[What the task asks] All of the data that follows should be written out exactly.

[Material supplied]

::::

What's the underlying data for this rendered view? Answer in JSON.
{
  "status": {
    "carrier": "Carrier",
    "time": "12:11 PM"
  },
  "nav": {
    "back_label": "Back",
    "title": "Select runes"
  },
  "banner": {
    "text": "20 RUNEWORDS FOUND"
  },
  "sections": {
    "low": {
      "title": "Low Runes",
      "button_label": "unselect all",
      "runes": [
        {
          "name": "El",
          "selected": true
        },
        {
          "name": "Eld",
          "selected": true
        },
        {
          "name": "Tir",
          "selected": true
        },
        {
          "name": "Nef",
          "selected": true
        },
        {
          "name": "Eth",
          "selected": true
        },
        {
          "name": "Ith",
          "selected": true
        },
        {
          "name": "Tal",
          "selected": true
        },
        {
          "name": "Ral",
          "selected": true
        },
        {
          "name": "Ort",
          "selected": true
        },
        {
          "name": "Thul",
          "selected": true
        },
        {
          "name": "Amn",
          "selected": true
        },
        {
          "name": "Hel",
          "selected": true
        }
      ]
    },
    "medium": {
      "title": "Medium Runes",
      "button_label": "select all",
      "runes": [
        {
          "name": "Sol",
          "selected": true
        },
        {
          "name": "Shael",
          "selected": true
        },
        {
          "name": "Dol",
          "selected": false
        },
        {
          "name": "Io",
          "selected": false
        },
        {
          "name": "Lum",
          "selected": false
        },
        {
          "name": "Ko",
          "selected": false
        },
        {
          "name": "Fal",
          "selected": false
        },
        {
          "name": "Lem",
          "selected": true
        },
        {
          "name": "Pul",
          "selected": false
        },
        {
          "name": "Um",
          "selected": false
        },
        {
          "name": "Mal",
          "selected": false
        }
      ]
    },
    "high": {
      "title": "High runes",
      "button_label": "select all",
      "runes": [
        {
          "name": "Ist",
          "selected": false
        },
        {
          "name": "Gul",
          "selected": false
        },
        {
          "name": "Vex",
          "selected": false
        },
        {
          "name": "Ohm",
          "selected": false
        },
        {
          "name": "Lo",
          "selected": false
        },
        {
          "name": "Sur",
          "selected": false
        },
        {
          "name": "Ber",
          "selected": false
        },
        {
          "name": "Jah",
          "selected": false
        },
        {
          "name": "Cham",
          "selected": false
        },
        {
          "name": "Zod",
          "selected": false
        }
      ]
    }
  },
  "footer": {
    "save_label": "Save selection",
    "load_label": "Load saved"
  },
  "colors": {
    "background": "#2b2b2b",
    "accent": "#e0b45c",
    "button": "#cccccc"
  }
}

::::

[Output below]
What's the underlying data for this rendered view? Answer in JSON.
{
  "status": {
    "carrier": "Carrier",
    "time": "12:11 PM"
  },
  "nav": {
    "back_label": "Back",
    "title": "Select runes"
  },
  "banner": {
    "text": "20 RUNEWORDS FOUND"
  },
  "sections": {
    "low": {
      "title": "Low Runes",
      "button_label": "unselect all",
      "runes": [
        {
          "name": "El",
          "selected": true
        },
        {
          "name": "Eld",
          "selected": true
        },
        {
          "name": "Tir",
          "selected": true
        },
        {
          "name": "Nef",
          "selected": true
        },
        {
          "name": "Eth",
          "selected": true
        },
        {
          "name": "Ith",
          "selected": true
        },
        {
          "name": "Tal",
          "selected": true
        },
        {
          "name": "Ral",
          "selected": true
        },
        {
          "name": "Ort",
          "selected": true
        },
        {
          "name": "Thul",
          "selected": true
        },
        {
          "name": "Amn",
          "selected": true
        },
        {
          "name": "Hel",
          "selected": true
        }
      ]
    },
    "medium": {
      "title": "Medium Runes",
      "button_label": "select all",
      "runes": [
        {
          "name": "Sol",
          "selected": true
        },
        {
          "name": "Shael",
          "selected": true
        },
        {
          "name": "Dol",
          "selected": false
        },
        {
          "name": "Io",
          "selected": false
        },
        {
          "name": "Lum",
          "selected": false
        },
        {
          "name": "Ko",
          "selected": false
        },
        {
          "name": "Fal",
          "selected": false
        },
        {
          "name": "Lem",
          "selected": true
        },
        {
          "name": "Pul",
          "selected": false
        },
        {
          "name": "Um",
          "selected": false
        },
        {
          "name": "Mal",
          "selected": false
        }
      ]
    },
    "high": {
      "title": "High runes",
      "button_label": "select all",
      "runes": [
        {
          "name": "Ist",
          "selected": false
        },
        {
          "name": "Gul",
          "selected": false
        },
        {
          "name": "Vex",
          "selected": false
        },
        {
          "name": "Ohm",
          "selected": false
        },
        {
          "name": "Lo",
          "selected": false
        },
        {
          "name": "Sur",
          "selected": false
        },
        {
          "name": "Ber",
          "selected": false
        },
        {
          "name": "Jah",
          "selected": false
        },
        {
          "name": "Cham",
          "selected": false
        },
        {
          "name": "Zod",
          "selected": false
        }
      ]
    }
  },
  "footer": {
    "save_label": "Save selection",
    "load_label": "Load saved"
  },
  "colors": {
    "background": "#2b2b2b",
    "accent": "#e0b45c",
    "button": "#cccccc"
  }
}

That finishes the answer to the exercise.